Fans of Spam know that it can actually be pretty great stuff. Sure, it's a chunk of gelatinous, salty meat in a little blue can, but when you put it in the hands of trained professionals, or your grandmother, it can be pure magic.
If you didn't grow up eating Spam, or consider it mystery meat, let's get a couple things straight. What's really in that blue can is a mix of pork shoulder, ham, salt, water, potato starch, sugar and sodium nitrate. Whether you're looking to give it a try for the first time, or you consider it a family staple, we've got seven great Spam dishes for Spam lovers, new and old, to try.
Deep fried spam musubi: Spam musubi is a delight on its own. Slices of Spam are rolled in sushi rice and seaweed to form a sort of irresistible Spam sushi. The folks at Aloha Cafe in Little Tokyo are taking the classic and bumping it up a couple notches by deep frying it. The musubi is dunked in an egg wash, flour and panko bread crumbs before hitting the deep fryer. The end result is the Spam musubi you know and love, with an extra crisp coating and a drizzle of sweet teriyaki sauce. You'll think you're eating a rice doughnut with a Spam surprise inside. Three large pieces are served on a bed of shredded cabbage, so at least you can pretend it came with a salad ($3.95). 410 E. 2nd St., Los Angeles, (213) 346-9930, www.eatatalohacafe.com.
Spam banh mi: It's Spam on white bread, but Roy Choi is putting his own spin on the classic at Pot. Instead of a baguette, Choi uses a soft toasted roll and slathers it with a spicy, creamy Sriracha sauce. Pieces of caramelized Spam are layered with matchsticks of pickled radish and carrot, jalapeno slices, fried shallots and a ton of Thai basil and cilantro. The pickles are definitely banh mi-ish, but the herbs bring to mind the flavors of ground chicken with Thai basil, a dish you're likely to find at your neighborhood Thai spot. The sandwich is served with a mound of seasoned fries and some good old-fashioned ketchup ($12). 3515 Wilshire Blvd., Los Angeles, (213) 368-3030, www.eatatpot.com.
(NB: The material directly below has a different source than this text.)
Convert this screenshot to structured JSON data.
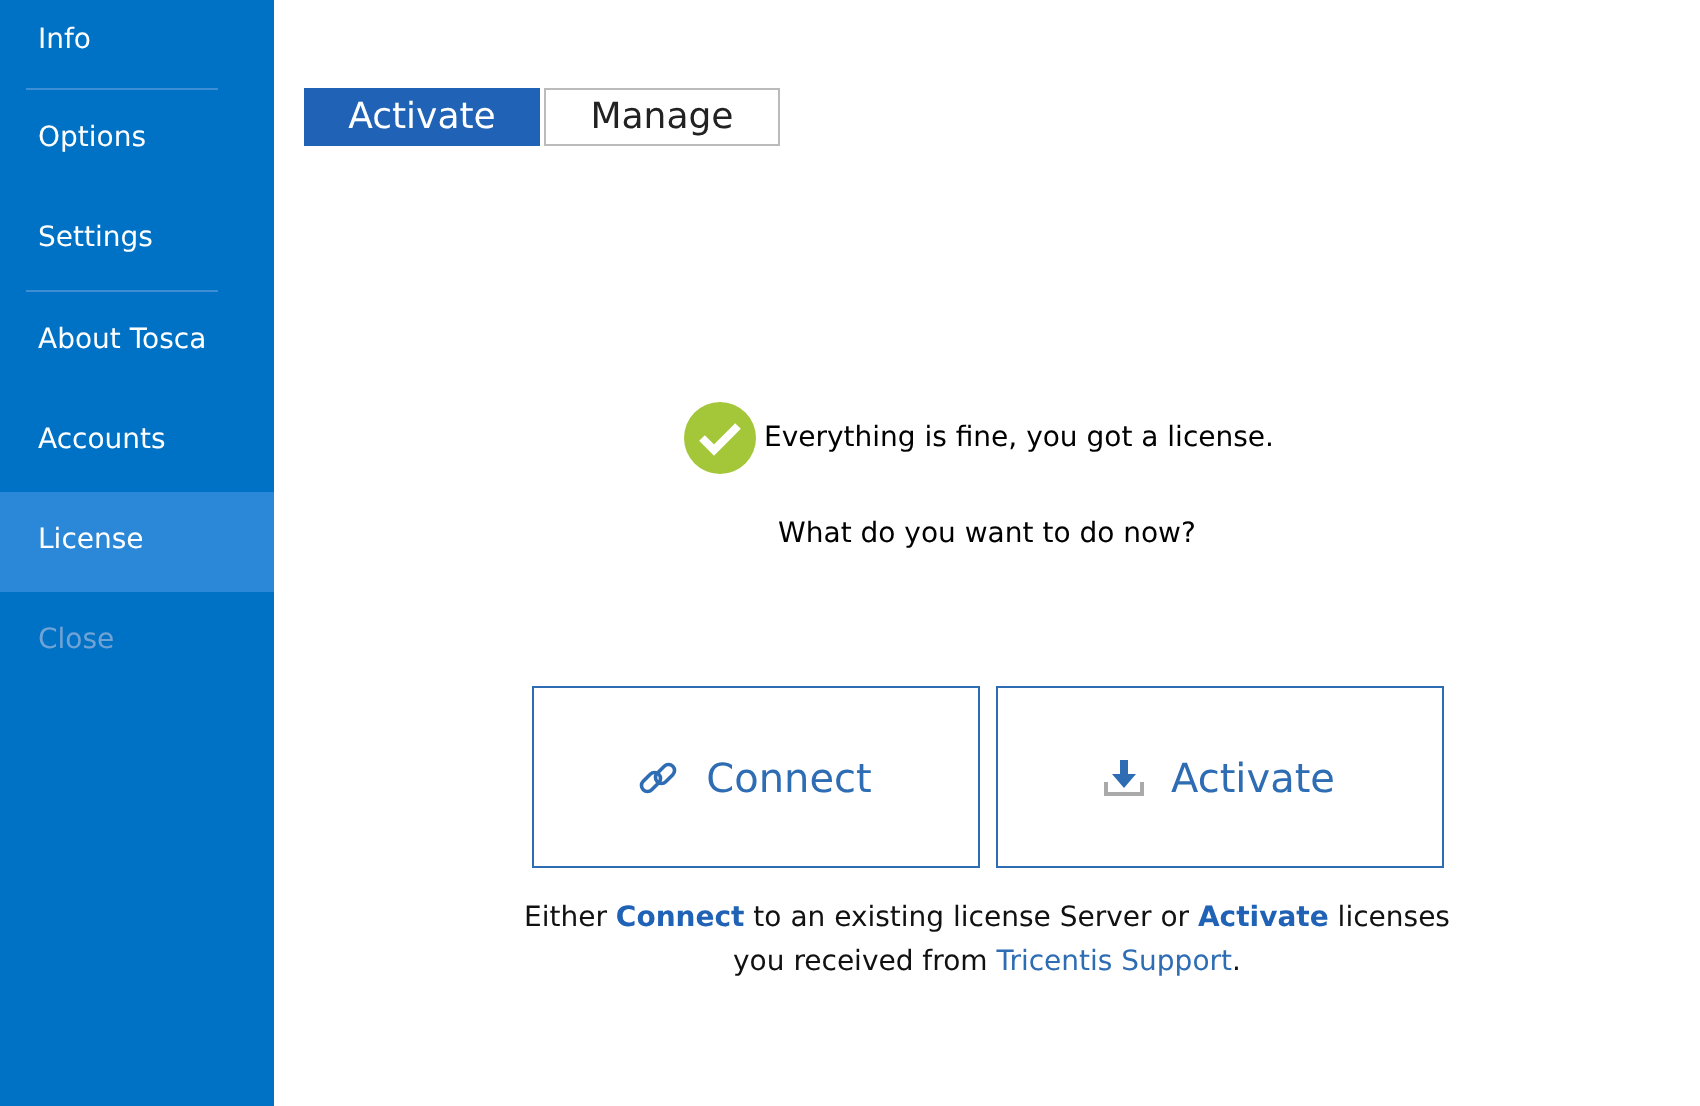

Country Spam breakfast: It is possible to find Spam at a restaurant on the Westside. At Jack n' Jill's Too, they're using Spam in their country Spam breakfast with eggs. The meat is pan seared until crisp around the edges and served with sweet brown rice. It's topped with a fried egg, similar to the Hawaiian dish Loco Moco, with no gravy ($11). But if you're really craving the Hawaiian classic, the kitchen will kindly add a couple ladles of gravy on top. 8738 W. 3rd St., Los Angeles, (310) 858-5922, www.jacknjillstoo.com.
Caramelized Spam bread pudding: No, you're not dreaming. There's a tiny bakery in Sherman Oaks making a traditional bread pudding with caramelized Spam ($5). And it's not just bread pudding with a little Spam on top. The dish is actually 40% bread pudding, 60% Spam. The meat provides a bit of texture and salt, and the bits of Spam on top are just the right amount of caramelized, creating a sort of meat candy topping. Each order comes with a side of salted caramel sauce to drizzle over the hot bread pudding. Remember dunking your bacon in maple syrup as a kid — or if we're being honest, as an adult too? This is better. 14849 Burbank Blvd., Sherman Oaks, (818) 949-8352, www.cremecaramella.com.
Spam fried rice: If I had a Hawaiian grandmother, this is what I'd imagine her making. Chicken Day's Spam fried rice is a large bowl of white rice, wok-fried with scallions, carrots, onion, peas, green beans, corn and diced Spam. The rice is cooked to perfection, with a couple crispy bits throughout, and just a hint of pepper. It's nothing fancy, but when you need a comforting bowl of fried rice, this is the answer. Each bowl comes with a side of miso soup and some radish pickles ($7.99). 301 S. Western Ave., Suite 107, Los Angeles, (213) 387-9933, no website.
Loco Moco with Spam: This is the classic Hawaiian dish at its best, served in the coffee shop at the Gardena Bowling Center. Mounds of fluffy rice are topped with three slices of pan-seared Spam (the restaurant also makes its own Portuguese sausage); two fried eggs, over easy, or however you like them; and a rich brown gravy. Something about eating this dish to the tune of crackling bowling pins just makes it taste better. ($7.95). 15707 S. Vermont Ave., Gardena, (310) 352-0820, www.gardenabowl.com.